▸ **Requirement**
Please repeat every entry, keeping each one exactly the same.

▸ **Input material**
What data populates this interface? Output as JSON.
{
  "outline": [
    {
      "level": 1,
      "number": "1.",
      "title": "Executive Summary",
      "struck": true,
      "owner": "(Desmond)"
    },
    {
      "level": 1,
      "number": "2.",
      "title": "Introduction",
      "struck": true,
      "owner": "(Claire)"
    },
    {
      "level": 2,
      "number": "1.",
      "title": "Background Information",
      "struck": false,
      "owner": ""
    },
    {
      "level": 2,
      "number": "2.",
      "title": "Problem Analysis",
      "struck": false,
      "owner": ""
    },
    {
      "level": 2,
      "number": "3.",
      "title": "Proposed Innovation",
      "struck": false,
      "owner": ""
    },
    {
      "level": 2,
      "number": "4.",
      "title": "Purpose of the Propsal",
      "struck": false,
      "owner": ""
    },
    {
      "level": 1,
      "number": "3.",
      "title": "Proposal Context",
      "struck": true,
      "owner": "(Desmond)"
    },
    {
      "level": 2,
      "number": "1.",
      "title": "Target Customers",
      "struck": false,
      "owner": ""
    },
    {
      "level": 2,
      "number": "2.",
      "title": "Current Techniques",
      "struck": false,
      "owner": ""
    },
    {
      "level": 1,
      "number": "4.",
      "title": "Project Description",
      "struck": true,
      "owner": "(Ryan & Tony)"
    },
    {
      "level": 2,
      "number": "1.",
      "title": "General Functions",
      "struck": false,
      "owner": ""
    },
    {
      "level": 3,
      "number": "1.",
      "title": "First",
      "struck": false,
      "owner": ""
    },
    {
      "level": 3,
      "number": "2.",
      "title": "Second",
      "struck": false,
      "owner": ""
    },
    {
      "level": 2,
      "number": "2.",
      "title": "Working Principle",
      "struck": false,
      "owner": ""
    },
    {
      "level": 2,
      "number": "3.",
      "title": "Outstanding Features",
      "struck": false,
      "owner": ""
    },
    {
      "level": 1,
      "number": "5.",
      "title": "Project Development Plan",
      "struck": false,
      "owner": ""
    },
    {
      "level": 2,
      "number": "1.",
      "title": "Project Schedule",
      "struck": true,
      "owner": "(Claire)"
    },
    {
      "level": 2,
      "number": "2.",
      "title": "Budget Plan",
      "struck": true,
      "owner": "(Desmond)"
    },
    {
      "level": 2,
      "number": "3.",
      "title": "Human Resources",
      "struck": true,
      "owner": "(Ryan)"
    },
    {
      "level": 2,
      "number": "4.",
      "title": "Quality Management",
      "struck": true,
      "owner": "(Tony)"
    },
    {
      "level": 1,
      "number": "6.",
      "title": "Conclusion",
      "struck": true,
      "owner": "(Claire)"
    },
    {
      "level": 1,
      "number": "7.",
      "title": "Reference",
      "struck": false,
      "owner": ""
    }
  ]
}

▸ **Output**
What data populates this interface? Output as JSON.
{
  "outline": [
    {
      "level": 1,
      "number": "1.",
      "title": "Executive Summary",
      "struck": true,
      "owner": "(Desmond)"
    },
    {
      "level": 1,
      "number": "2.",
      "title": "Introduction",
      "struck": true,
      "owner": "(Claire)"
    },
    {
      "level": 2,
      "number": "1.",
      "title": "Background Information",
      "struck": false,
      "owner": ""
    },
    {
      "level": 2,
      "number": "2.",
      "title": "Problem Analysis",
      "struck": false,
      "owner": ""
    },
    {
      "level": 2,
      "number": "3.",
      "title": "Proposed Innovation",
      "struck": false,
      "owner": ""
    },
    {
      "level": 2,
      "number": "4.",
      "title": "Purpose of the Propsal",
      "struck": false,
      "owner": ""
    },
    {
      "level": 1,
      "number": "3.",
      "title": "Proposal Context",
      "struck": true,
      "owner": "(Desmond)"
    },
    {
      "level": 2,
      "number": "1.",
      "title": "Target Customers",
      "struck": false,
      "owner": ""
    },
    {
      "level": 2,
      "number": "2.",
      "title": "Current Techniques",
      "struck": false,
      "owner": ""
    },
    {
      "level": 1,
      "number": "4.",
      "title": "Project Description",
      "struck": true,
      "owner": "(Ryan & Tony)"
    },
    {
      "level": 2,
      "number": "1.",
      "title": "General Functions",
      "struck": false,
      "owner": ""
    },
    {
      "level": 3,
      "number": "1.",
      "title": "First",
      "struck": false,
      "owner": ""
    },
    {
      "level": 3,
      "number": "2.",
      "title": "Second",
      "struck": false,
      "owner": ""
    },
    {
      "level": 2,
      "number": "2.",
      "title": "Working Principle",
      "struck": false,
      "owner": ""
    },
    {
      "level": 2,
      "number": "3.",
      "title": "Outstanding Features",
      "struck": false,
      "owner": ""
    },
    {
      "level": 1,
      "number": "5.",
      "title": "Project Development Plan",
      "struck": false,
      "owner": ""
    },
    {
      "level": 2,
      "number": "1.",
      "title": "Project Schedule",
      "struck": true,
      "owner": "(Claire)"
    },
    {
      "level": 2,
      "number": "2.",
      "title": "Budget Plan",
      "struck": true,
      "owner": "(Desmond)"
    },
    {
      "level": 2,
      "number": "3.",
      "title": "Human Resources",
      "struck": true,
      "owner": "(Ryan)"
    },
    {
      "level": 2,
      "number": "4.",
      "title": "Quality Management",
      "struck": true,
      "owner": "(Tony)"
    },
    {
      "level": 1,
      "number": "6.",
      "title": "Conclusion",
      "struck": true,
      "owner": "(Claire)"
    },
    {
      "level": 1,
      "number": "7.",
      "title": "Reference",
      "struck": false,
      "owner": ""
    }
  ]
}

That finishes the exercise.